Explorer Research opens a test kitchen

The new research setting aims to be a lower-cost alternative to in-home ethnography studies.


Mississauga-based Explorer Research has created a new testing environment to help simulate a real kitchen in an effort to control research and lower costs for its clients.

The new Test Kitchen, which became operational in the past two weeks, was built to replicate a residential kitchen (as opposed to a more industrial one).

Unlike your kitchen at home, though, it’s also outfitted with 16 cameras (including inside the fridge) to capture behaviour, a large kitchen island to allow for focus groups, and neuro and biometric capabilities. It also includes a large TV screen to view content and remote viewing capabilities for clients, who can either watch studies in an adjacent room or off site.

The idea is to provide more efficient research studies. In-home ethnography research can be time consuming, since a brand can only work with one customer at a time, says Chris Whitaker, partner at Explorer Research.

It also allows for more control of the research environment, he says. With frozen food, for example, keeping products in the right state before bringing them to test in consumers’ homes has been challenging.

While Whitaker acknowledges that behaviour might differ from how someone acts in their own home, he says it isn’t likely to be a major difference since the kitchen was built to feel residential.

The Test Kitchen project has taken about nine months to execute and hasn’t been used on a specific client study yet. Explorer works with brands directly, as well as with consultancy firms and shopper marketing agencies.

The kitchen will be used for CPG and beverage studies, in particular for projects such as sensory evaluation, cooking usage insights, packaging functionality and design testing, and recipe development and testing.
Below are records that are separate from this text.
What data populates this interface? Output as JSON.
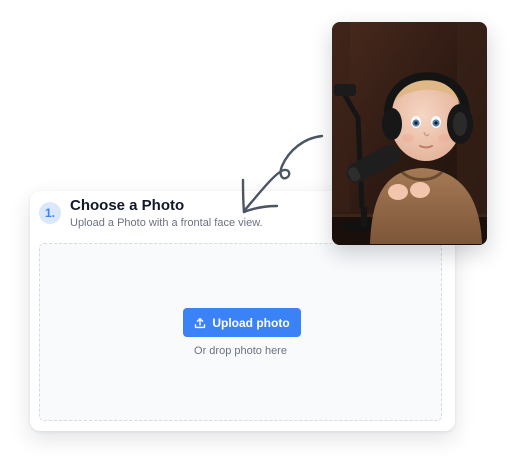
{
  "step": {
    "number": "1.",
    "title": "Choose a Photo",
    "subtitle": "Upload a Photo with a frontal face view."
  },
  "dropzone": {
    "upload_button_label": "Upload photo",
    "upload_icon": "upload-icon",
    "hint": "Or drop photo here"
  },
  "example_photo": {
    "icon": "example-photo-baby-headphones-microphone"
  },
  "decor": {
    "arrow_icon": "hand-drawn-arrow-icon"
  },
  "colors": {
    "accent": "#3b82f6",
    "badge_bg": "#dbe7fb",
    "title": "#111827",
    "muted": "#6b7280",
    "dropzone_bg": "#f8fafc"
  }
}
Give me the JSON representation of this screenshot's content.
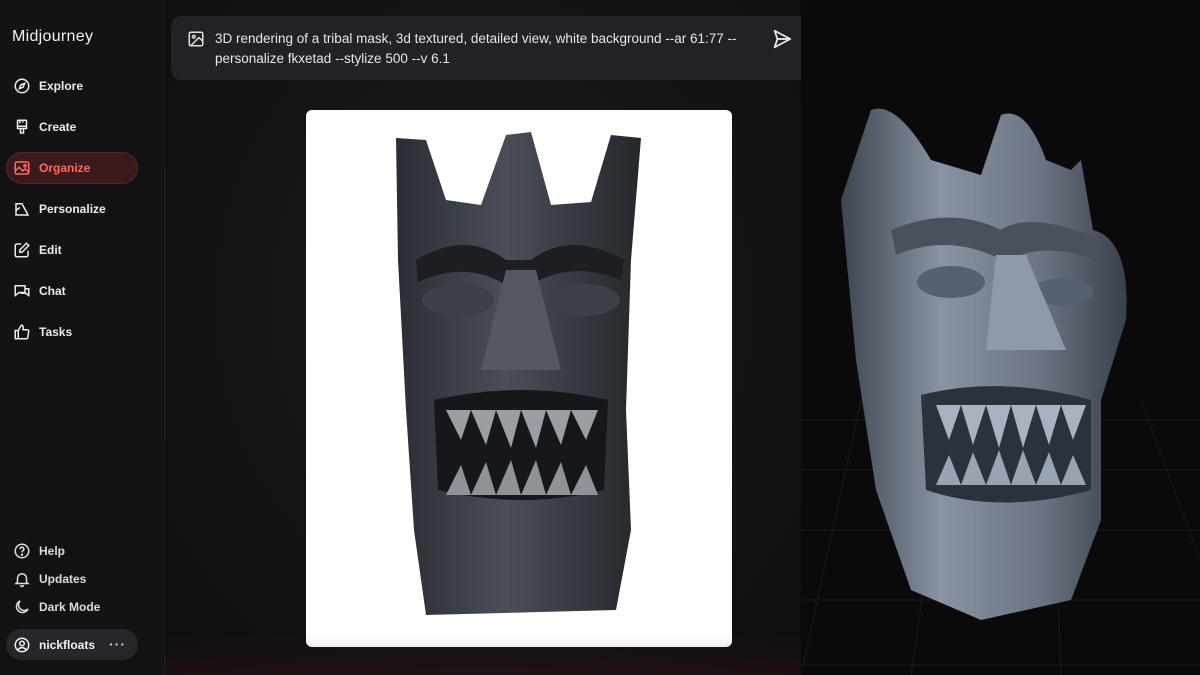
{
  "app": {
    "title": "Midjourney"
  },
  "sidebar": {
    "items": [
      {
        "label": "Explore",
        "icon": "compass-icon",
        "active": false
      },
      {
        "label": "Create",
        "icon": "brush-icon",
        "active": false
      },
      {
        "label": "Organize",
        "icon": "image-icon",
        "active": true
      },
      {
        "label": "Personalize",
        "icon": "personalize-icon",
        "active": false
      },
      {
        "label": "Edit",
        "icon": "edit-icon",
        "active": false
      },
      {
        "label": "Chat",
        "icon": "chat-icon",
        "active": false
      },
      {
        "label": "Tasks",
        "icon": "thumbs-up-icon",
        "active": false
      }
    ],
    "bottom": [
      {
        "label": "Help",
        "icon": "help-icon"
      },
      {
        "label": "Updates",
        "icon": "bell-icon"
      },
      {
        "label": "Dark Mode",
        "icon": "moon-icon"
      }
    ],
    "user": {
      "name": "nickfloats",
      "more": "···"
    }
  },
  "prompt": {
    "line1": "3D rendering of a tribal mask, 3d textured, detailed view, white background --ar 61:77 --",
    "line2": "personalize fkxetad --stylize 500 --v 6.1"
  },
  "colors": {
    "accent": "#ff6a5a",
    "active_bg": "#3a1a1c",
    "sidebar_bg": "#131315"
  }
}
Explorer Research works with brands and companies such as Campbell’s, Canada Bread, Google, Hallmark, Kraft, Kellogg’s and Mattel.